### Aim of the task:
Go through the material and copy every line in which "text" appears.

====== Records for this task ======

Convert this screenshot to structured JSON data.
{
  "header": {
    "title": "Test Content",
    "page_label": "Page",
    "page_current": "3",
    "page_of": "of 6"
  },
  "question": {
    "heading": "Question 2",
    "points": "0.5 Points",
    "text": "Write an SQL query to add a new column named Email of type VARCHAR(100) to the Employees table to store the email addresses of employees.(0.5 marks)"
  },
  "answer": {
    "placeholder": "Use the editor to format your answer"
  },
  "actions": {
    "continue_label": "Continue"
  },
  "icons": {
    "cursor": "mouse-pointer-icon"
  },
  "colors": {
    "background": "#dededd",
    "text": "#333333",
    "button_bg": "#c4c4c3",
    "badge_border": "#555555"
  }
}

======

### Answer to this exercise:
    "text": "Write an SQL query to add a new column named Email of type VARCHAR(100) to the Employees table to store the email addresses of employees.(0.5 marks)"
    "text": "#333333",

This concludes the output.